Child trafficking in Asia

Kinderhandel in Azië Terre des Hommes

All over the world, people move to other countries or regions, in search of a better life. In Asia, 21 per cent of migrants are children and young people. They often face discrimination, abuse, neglect and exploitation, both in transit and at their destination. Also, child migrants risk becoming the victims of human traffickers. Every year, an estimated 1.2 million children become the victims of child trafficking. They end up in prostitution or criminality, or are forced to do dangerous and hard labour.


Countries in Asia still do too little for child migrants. They are looked upon as outsiders who are not allowed to have rights and access to provisions. Fortunately, this way of thinking is slowly changing. Asian countries are increasingly working together to protect child migrants.


We focus on child migrants, including (potential) victims of child trafficking, their families and communities. In this programme we particularly focus on vulnerable children, who are economically, physically or socially disadvantaged, such as children from ethnic minorities. The results of our programme obviously need to be sustainable. This is why we also involve ministries (such as health, education and justice) and international and civil society organisations, the media and companies in our work.

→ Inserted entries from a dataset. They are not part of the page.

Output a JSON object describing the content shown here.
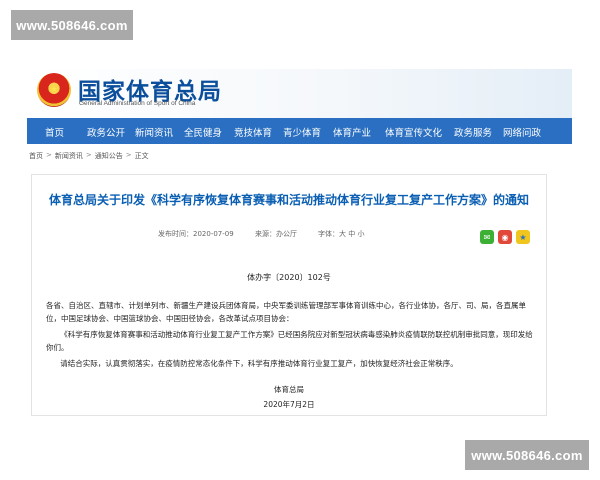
{
  "watermark": {
    "top": "www.508646.com",
    "bottom": "www.508646.com"
  },
  "header": {
    "site_title": "国家体育总局",
    "site_subtitle": "General Administration of Sport of China",
    "emblem_icon": "national-emblem-icon"
  },
  "nav": {
    "items": [
      "首页",
      "政务公开",
      "新闻资讯",
      "全民健身",
      "竞技体育",
      "青少体育",
      "体育产业",
      "体育宣传文化",
      "政务服务",
      "网络问政"
    ]
  },
  "breadcrumb": {
    "items": [
      "首页",
      "新闻资讯",
      "通知公告",
      "正文"
    ],
    "separator": ">"
  },
  "article": {
    "title": "体育总局关于印发《科学有序恢复体育赛事和活动推动体育行业复工复产工作方案》的通知",
    "publish_time": "发布时间：2020-07-09",
    "source": "来源：办公厅",
    "font_size": "字体：大 中 小",
    "doc_number": "体办字〔2020〕102号",
    "paragraphs": [
      "各省、自治区、直辖市、计划单列市、新疆生产建设兵团体育局，中央军委训练管理部军事体育训练中心，各行业体协，各厅、司、局，各直属单位，中国足球协会、中国篮球协会、中国田径协会，各改革试点项目协会：",
      "《科学有序恢复体育赛事和活动推动体育行业复工复产工作方案》已经国务院应对新型冠状病毒感染肺炎疫情联防联控机制审批同意，现印发给你们。",
      "请结合实际，认真贯彻落实，在疫情防控常态化条件下，科学有序推动体育行业复工复产，加快恢复经济社会正常秩序。"
    ],
    "signature": "体育总局",
    "date": "2020年7月2日"
  },
  "share": {
    "wechat_icon": "wechat-icon",
    "weibo_icon": "weibo-icon",
    "qzone_icon": "qzone-icon"
  },
  "colors": {
    "brand": "#0b4f9c",
    "nav_bg": "#2a6fc1",
    "title": "#0b5fb3"
  }
}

  • 20.000 boys and girls no longer are at risk of becoming the victims of child trafficking and exploitation.
  • 122.000 vulnerable children are aware of the dangers of child trafficking and migration.
  • 18.000 vulnerable children have received education.
  • 13.000 exploited/abused children have received education.
  • 7.000 exploited/abused children have received legal aid.
  • 255.000 members of communities with children prone to exploitation know the risks of child trafficking and migration.
  • 17.500 government staff, including police and justice staff, have followed a training in protecting children, childrights and child-friendly questioning techniques.

What we do

Together with our local partners we want to make sure India, NepalBangladesh, Myanmar, Thailand, Laos, Cambodia, Malaysia, Indonesia and the Philippines protect the rights of child migrants (including victims of child trafficking). Governments must better apply existing laws or improve the legislation on this subject. For example, this also goes for the procedures and services they use in the process. In any case, they are no longer allowed to discriminate between nationality, background and immigration status of child migrants and local children.

Countries must do the following for child migrants:

  • Developing and implementing protecting measures (along migrations routes, among other things). They need to screen child migrants the right way (identifying vulnerable children or victims of exploitation/trafficking)

  • Make sure government agreements for the protection of child migrants (including victims of child trafficking) are implemented.

  • Developing a national database. The collected data enables countries to better map child trafficking and determine its scope.

  • Make sure child migrants have a say in the measures that are taken for their protection.

  • Adopting concrete plans of action for combating child trafficking in national development plans.

  • Involve civil society in agreements for the protection of child migrants.

  • The families of children saved from child trafficking should be offered the chance to improve their living conditions, so they do not need to find their happiness elsewhere.

  • Implementing child-friendly procedures and other reforms of the legal systems that victims saved from child trafficking and other child migrants are faced with.

We help countries doing this with the following strategies:


We want to prevent unsafe migration and child trafficking by telling children and their families about the dangers. By giving families the possibility to build a better future in their home country, the chances of them migrating also become smaller. And if they decide to go, they (and their children) must know which routes pose the fewest risks. This is why we have, among other things, information meetings, create hotlines for child migrants, make sure they and their families can attend training courses and we develop interactive websites and apps, enabling them to communicate with each other and with aid workers through these.


Together with our partners, we help the victims of child trafficking and child migrants that were abused or exploited. Our aid includes providing education, shelter, medical aid, psychosocial support and family reunification.

Promotion and lobby

Together with our partners we lobby with governments, companies and other parties involved. They must take the responsibility to protect child migrants and victims of child trafficking. This is why for instance we organise awareness campaigns for companies that exploit children, consumers, policy makers and the children themselves.

Legal aid

We advocate the prosecution of human traffickers and exploiters. We also support the victims of child trafficking with legal aid. Police and justice staff receive training from us, enabling them to question victims in a child-friendly way. We also stimulate communities to collect and report information on suspected child trafficking or exploitation.


Some of the results of our work in the field of child trafficking and unsafe child migration in the first part of 2017:

  • In Cambodja 58 boys and 86 girls have been brought to safety
  • In Bangladesh 603 civil servants, like teachers, laywers and other stakeholders in the fight against child trafficking received training
  • In Laos 29 children and adolescents have been trained as 'agents of change' to raise awareness about child trafficking and unsafe migration in their communities
  • In Myanmar 188 community members participated in educational activities to raise awareness
  • In India 2.358 community members with vulnerable children participated in awareness raising activities
  • In Thailand 29 representatives of ngo's received children's rights training, and learned how to promote children's rights within the public and private sector
  • In Myanmar 19 street theatershows for children were organised to raise awareness about child trafficking.